◆ PROBLEM REQUIREMENTS: Please write out the listing exactly, leaving each picture out.

─── INPUT MATERIAL

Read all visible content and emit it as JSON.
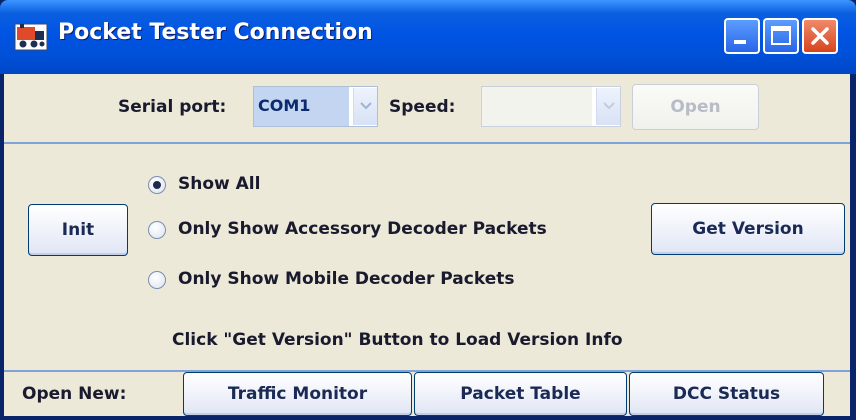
{
  "window": {
    "title": "Pocket Tester Connection"
  },
  "connection": {
    "serial_port_label": "Serial port:",
    "serial_port_value": "COM1",
    "speed_label": "Speed:",
    "speed_value": "",
    "open_button": "Open"
  },
  "controls": {
    "init_button": "Init",
    "get_version_button": "Get Version",
    "filter_options": [
      {
        "label": "Show All",
        "selected": true
      },
      {
        "label": "Only Show Accessory Decoder Packets",
        "selected": false
      },
      {
        "label": "Only Show Mobile Decoder Packets",
        "selected": false
      }
    ],
    "status_message": "Click \"Get Version\" Button to Load Version Info"
  },
  "open_new": {
    "label": "Open New:",
    "buttons": [
      "Traffic Monitor",
      "Packet Table",
      "DCC Status"
    ]
  },
  "icons": {
    "app": "locomotive-icon",
    "minimize": "minimize-icon",
    "maximize": "maximize-icon",
    "close": "close-icon",
    "dropdown": "chevron-down-icon"
  },
  "colors": {
    "titlebar": "#0054e3",
    "panel": "#ece9d8",
    "selection": "#c4d5f1",
    "close": "#d8431e"
  }
}
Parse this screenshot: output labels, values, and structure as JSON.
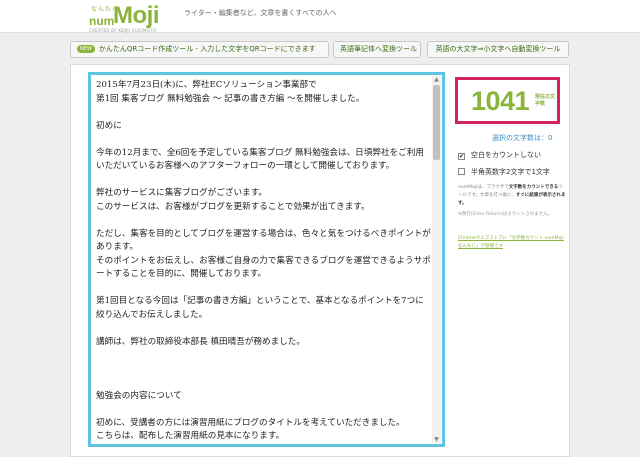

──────

◆ REPLY TO THE EXERCISE:
Read all visible content and emit it as JSON.
{
  "window": {
    "title": "Pocket Tester Connection"
  },
  "connection": {
    "serial_port_label": "Serial port:",
    "serial_port_value": "COM1",
    "speed_label": "Speed:",
    "speed_value": "",
    "open_button": "Open"
  },
  "controls": {
    "init_button": "Init",
    "get_version_button": "Get Version",
    "filter_options": [
      {
        "label": "Show All",
        "selected": true
      },
      {
        "label": "Only Show Accessory Decoder Packets",
        "selected": false
      },
      {
        "label": "Only Show Mobile Decoder Packets",
        "selected": false
      }
    ],
    "status_message": "Click \"Get Version\" Button to Load Version Info"
  },
  "open_new": {
    "label": "Open New:",
    "buttons": [
      "Traffic Monitor",
      "Packet Table",
      "DCC Status"
    ]
  },
  "icons": {
    "app": "locomotive-icon",
    "minimize": "minimize-icon",
    "maximize": "maximize-icon",
    "close": "close-icon",
    "dropdown": "chevron-down-icon"
  },
  "colors": {
    "titlebar": "#0054e3",
    "panel": "#ece9d8",
    "selection": "#c4d5f1",
    "close": "#d8431e"
  }
}
Parse this screenshot: output labels, values, and structure as JSON.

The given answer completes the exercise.